That gist does describe what happend when you do a git fetch:
Obviously, change the github url to match your project's URL. It ends up looking like this:
fetch = +refs/heads/*:refs/remotes/origin/*
url = firstname.lastname@example.org:joyent/node.git
fetch = +refs/pull/*/head:refs/remotes/origin/pr/*
Now fetch all the pull requests:
$ git fetch origin
* [new ref] refs/pull/1000/head -> origin/pr/1000
* [new ref] refs/pull/1002/head -> origin/pr/1002
* [new ref] refs/pull/1004/head -> origin/pr/1004
* [new ref] refs/pull/1009/head -> origin/pr/1009
To check out a particular pull request:
$ git checkout pr/999
Branch pr/999 set up to track remote branch pr/999 from origin.
Switched to a new branch 'pr/999'
You have various scripts listed in issues 259 to automate that task.
The git-extras project proposes the command
git-pr (implemented in PR 262)
git-pr(1) -- Checks out a pull request locally
git-pr <number> [<remote>]
Creates a local branch based on a GitHub pull request number, and switch to that branch afterwards.
The name of the remote to fetch from. Defaults to
This checks out the pull request
$ git pr 226
remote: Counting objects: 12, done.
remote: Compressing objects: 100% (9/9), done.
remote: Total 12 (delta 3), reused 9 (delta 3)

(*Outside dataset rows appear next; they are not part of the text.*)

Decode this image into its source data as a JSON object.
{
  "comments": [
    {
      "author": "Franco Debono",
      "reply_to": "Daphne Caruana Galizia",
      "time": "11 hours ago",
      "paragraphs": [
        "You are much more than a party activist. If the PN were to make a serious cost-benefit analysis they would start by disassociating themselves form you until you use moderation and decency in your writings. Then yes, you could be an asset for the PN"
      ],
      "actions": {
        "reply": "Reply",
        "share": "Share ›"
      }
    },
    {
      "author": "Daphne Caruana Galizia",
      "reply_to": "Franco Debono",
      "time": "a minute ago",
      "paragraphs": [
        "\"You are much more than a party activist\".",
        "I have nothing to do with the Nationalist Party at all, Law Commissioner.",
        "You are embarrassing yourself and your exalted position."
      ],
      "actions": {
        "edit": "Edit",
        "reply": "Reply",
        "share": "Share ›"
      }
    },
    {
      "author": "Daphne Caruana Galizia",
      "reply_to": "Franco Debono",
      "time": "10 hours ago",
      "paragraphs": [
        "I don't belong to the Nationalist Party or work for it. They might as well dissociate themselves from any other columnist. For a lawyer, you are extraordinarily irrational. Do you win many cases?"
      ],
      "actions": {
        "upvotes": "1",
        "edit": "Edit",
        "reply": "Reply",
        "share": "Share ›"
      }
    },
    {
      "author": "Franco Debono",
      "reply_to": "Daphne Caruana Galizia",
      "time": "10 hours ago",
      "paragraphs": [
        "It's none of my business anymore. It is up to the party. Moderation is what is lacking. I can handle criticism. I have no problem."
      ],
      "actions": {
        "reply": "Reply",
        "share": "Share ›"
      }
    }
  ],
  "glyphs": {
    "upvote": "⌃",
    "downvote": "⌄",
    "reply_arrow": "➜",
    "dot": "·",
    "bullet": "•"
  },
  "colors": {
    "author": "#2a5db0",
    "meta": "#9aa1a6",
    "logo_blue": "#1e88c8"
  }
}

Unpacking objects: 100% (12/12), done.
* [new ref] refs/pull/226/head -> pr/226
Switched to branch 'pr/226'